I haven't heard about it for a few years. But I was reminded of it again this past weekend while browsing through PC Today, a freebie left in my Atlanta

hotel room. An article discussed a

service called E.V.A., an "electronic virtual assistant." For a minimum of about $60.00 a month the

busy professional can call (or e-mail) E.V.A. and a real live person will take

a message and in turn e-mail the message to the intended recipient. This made me wonder, how much is enough? Wouldn't it be just as easy to call the

person, or e-mail her yourself? My two

teenage daughters both bought new phones recently that have Web and e-mail

capability. As with everything in the

cellular world, these sorts of add-ons to phoning capabilities will be

ubiquitous soon enough. Why would

someone pay $60/month for a third-person party to do what either voice-mail,

e-mail, or a phone call would do? My

point is there is a time when we reach saturation with technology.
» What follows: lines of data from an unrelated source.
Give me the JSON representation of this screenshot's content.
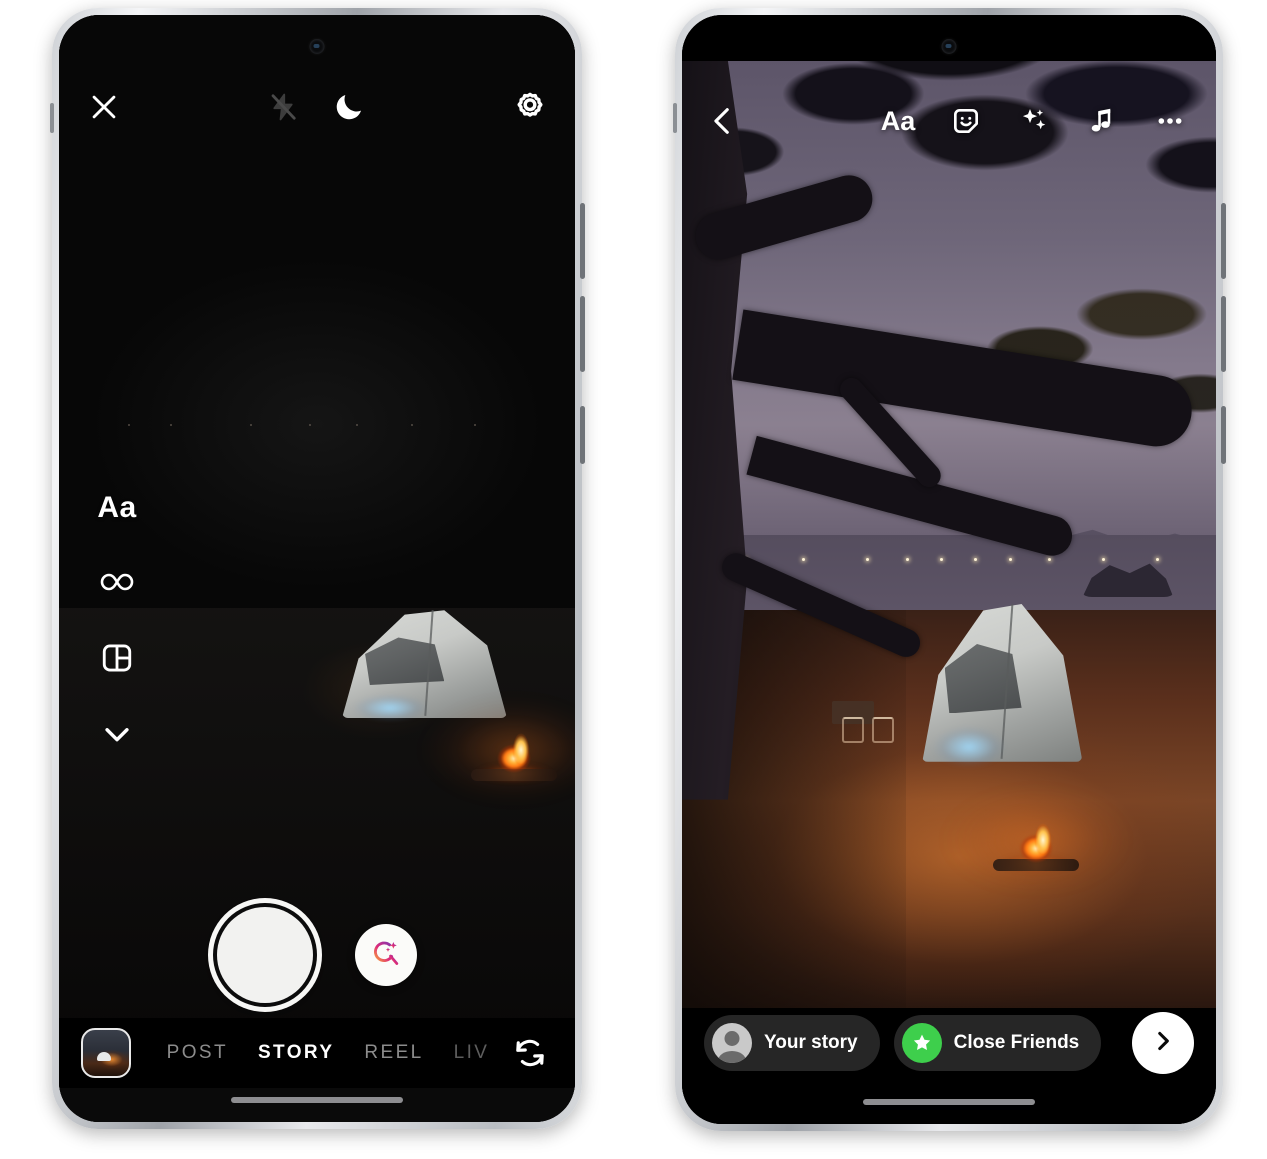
{
  "left_phone": {
    "screen_name": "Instagram camera — Story mode",
    "topbar": {
      "close_label": "close-icon",
      "flash_label": "flash-off-icon",
      "night_mode_label": "night-mode-moon-icon",
      "settings_label": "settings-gear-icon"
    },
    "tools": [
      {
        "id": "text",
        "label": "Aa",
        "icon": "text-icon"
      },
      {
        "id": "boomerang",
        "label": "",
        "icon": "infinity-icon"
      },
      {
        "id": "layout",
        "label": "",
        "icon": "layout-icon"
      },
      {
        "id": "more",
        "label": "",
        "icon": "chevron-down-icon"
      }
    ],
    "capture": {
      "shutter_label": "shutter-button",
      "ai_label": "ai-search-button"
    },
    "modes": [
      {
        "label": "POST",
        "active": false,
        "clipped": false
      },
      {
        "label": "STORY",
        "active": true,
        "clipped": false
      },
      {
        "label": "REEL",
        "active": false,
        "clipped": false
      },
      {
        "label": "LIV",
        "active": false,
        "clipped": true
      }
    ],
    "gallery_label": "gallery-thumbnail",
    "flip_label": "flip-camera-icon"
  },
  "right_phone": {
    "screen_name": "Instagram story editor — captured photo",
    "topbar": {
      "back_label": "back-chevron-icon",
      "tools": [
        {
          "id": "text",
          "label": "Aa",
          "icon": "text-icon"
        },
        {
          "id": "sticker",
          "label": "",
          "icon": "sticker-smiley-icon"
        },
        {
          "id": "effects",
          "label": "",
          "icon": "sparkles-icon"
        },
        {
          "id": "music",
          "label": "",
          "icon": "music-note-icon"
        },
        {
          "id": "more",
          "label": "",
          "icon": "more-options-icon"
        }
      ]
    },
    "bottom": {
      "your_story_label": "Your story",
      "close_friends_label": "Close Friends",
      "next_label": "next-chevron-icon"
    }
  },
  "colors": {
    "close_friends_green": "#3ecf4c",
    "pill_background": "#262626",
    "accent_white": "#ffffff",
    "gradient_start": "#f58529",
    "gradient_mid": "#dd2a7b",
    "gradient_end": "#8134af"
  }
}
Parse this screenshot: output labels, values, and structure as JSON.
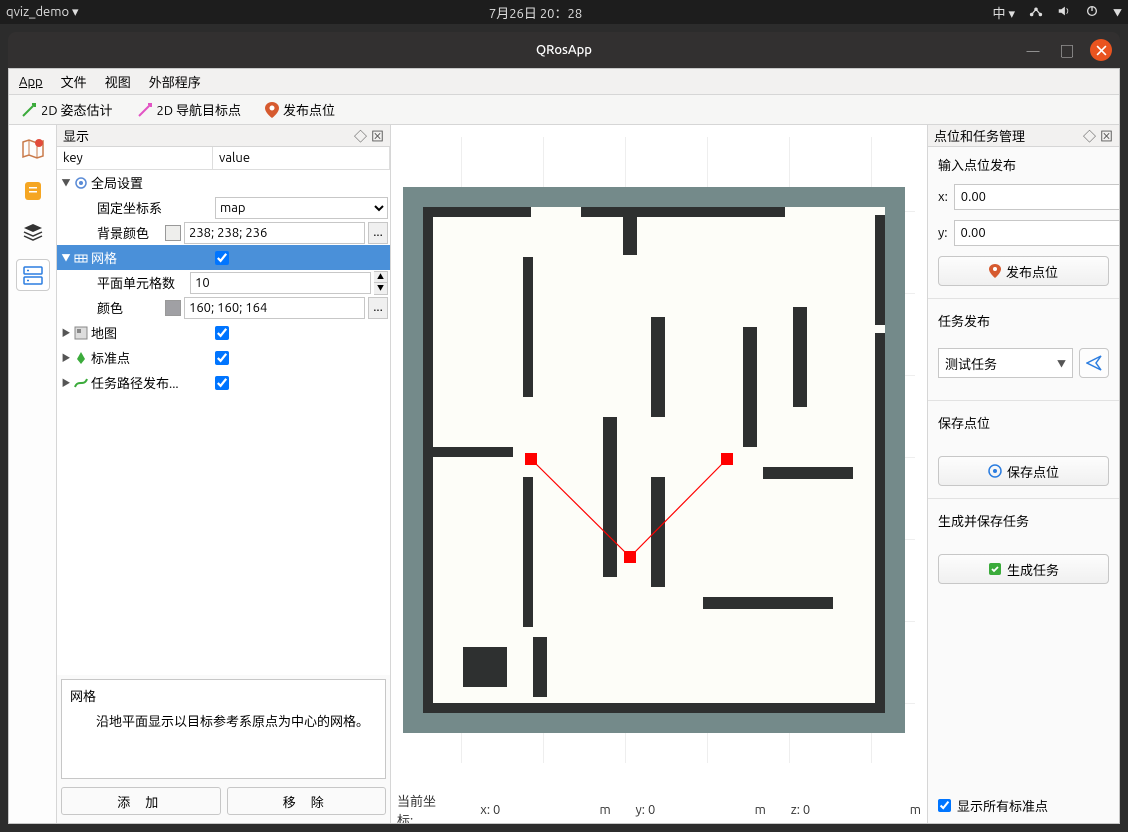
{
  "taskbar": {
    "app": "qviz_demo ▾",
    "date": "7月26日 20：28",
    "ime": "中 ▾"
  },
  "window": {
    "title": "QRosApp"
  },
  "menu": [
    "App",
    "文件",
    "视图",
    "外部程序"
  ],
  "toolbar": {
    "pose": "2D 姿态估计",
    "goal": "2D 导航目标点",
    "pub": "发布点位"
  },
  "dock": {
    "display": "显示",
    "right": "点位和任务管理"
  },
  "treehdr": {
    "k": "key",
    "v": "value"
  },
  "tree": {
    "global": "全局设置",
    "fixed": "固定坐标系",
    "fixed_v": "map",
    "bg": "背景颜色",
    "bg_v": "238; 238; 236",
    "grid": "网格",
    "cells": "平面单元格数",
    "cells_v": "10",
    "color": "颜色",
    "color_v": "160; 160; 164",
    "map": "地图",
    "marker": "标准点",
    "path": "任务路径发布..."
  },
  "desc": {
    "title": "网格",
    "body": "沿地平面显示以目标参考系原点为中心的网格。"
  },
  "btns": {
    "add": "添 加",
    "remove": "移 除"
  },
  "status": {
    "label": "当前坐标:",
    "x": "x: 0",
    "y": "y: 0",
    "z": "z: 0",
    "unit": "m"
  },
  "right": {
    "input_title": "输入点位发布",
    "x": "x:",
    "y": "y:",
    "xv": "0.00",
    "yv": "0.00",
    "pub": "发布点位",
    "task_title": "任务发布",
    "task_sel": "测试任务",
    "save_title": "保存点位",
    "save_btn": "保存点位",
    "gen_title": "生成并保存任务",
    "gen_btn": "生成任务",
    "show_all": "显示所有标准点"
  }
}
More is not

always better.  I'm not a curmudgeon on

such things and I do realize that pioneers in any field are going to miss a few

before they hit a home run. In fact, I

rather like experimenting with new technology. I dived into Vista probably before it was prudent and have been updating

hardware and drivers left and right since. Of course, the flood of technology is not likely to slow. I tell my graduate students in their

educational technology for school leaders that my motto is "technology cannot

be stopped and youth will be served." So

the question becomes, how does one separate the wheat from the chaff,

especially in a school setting? More on

that tomorrow.

Big Think
Sponsored by Lumina Foundation

Upvote/downvote each of the videos below!

As you vote, keep in mind that we are looking for a winner with the most engaging social venture pitch - an idea you would want to invest in.

Keep reading Show less

Why Lil Dicky made this star-studded Earth Day music video

"Earth" features about 30 of the biggest names in entertainment.

Culture & Religion
  • Lil Dicky is a rapper and comedian who released his debut album in 2015.
  • His new music video, "Earth," features artists such as Justin Bieber, Ariana Grande, Ed Sheehan, Kevin Hart, and Leonardo DiCaprio.
  • All proceeds of the music video will go to environmental causes, Dicky said.
Keep reading Show less

After death, you’re aware that you’ve died, say scientists

Some evidence attributes a certain neurological phenomenon to a near death experience.

Credit: Petr Kratochvil.
Surprising Science

Time of death is considered when a person has gone into cardiac arrest. This is the cessation of the electrical impulse that drive the heartbeat. As a result, the heart locks up. The moment the heart stops is considered time of death. But does death overtake our mind immediately afterward or does it slowly creep in?

Keep reading Show less

Behold, the face of a Neolithic dog

He was a very good boy.

Image source: Historic Environment Scotland
Surprising Science
  • A forensic artist in Scotland has made a hyper realistic model of an ancient dog.
  • It was based on the skull of a dog dug up in Orkney, Scotland, which lived and died 4,000 years ago.
  • The model gives us a glimpse of some of the first dogs humans befriended.
Keep reading Show less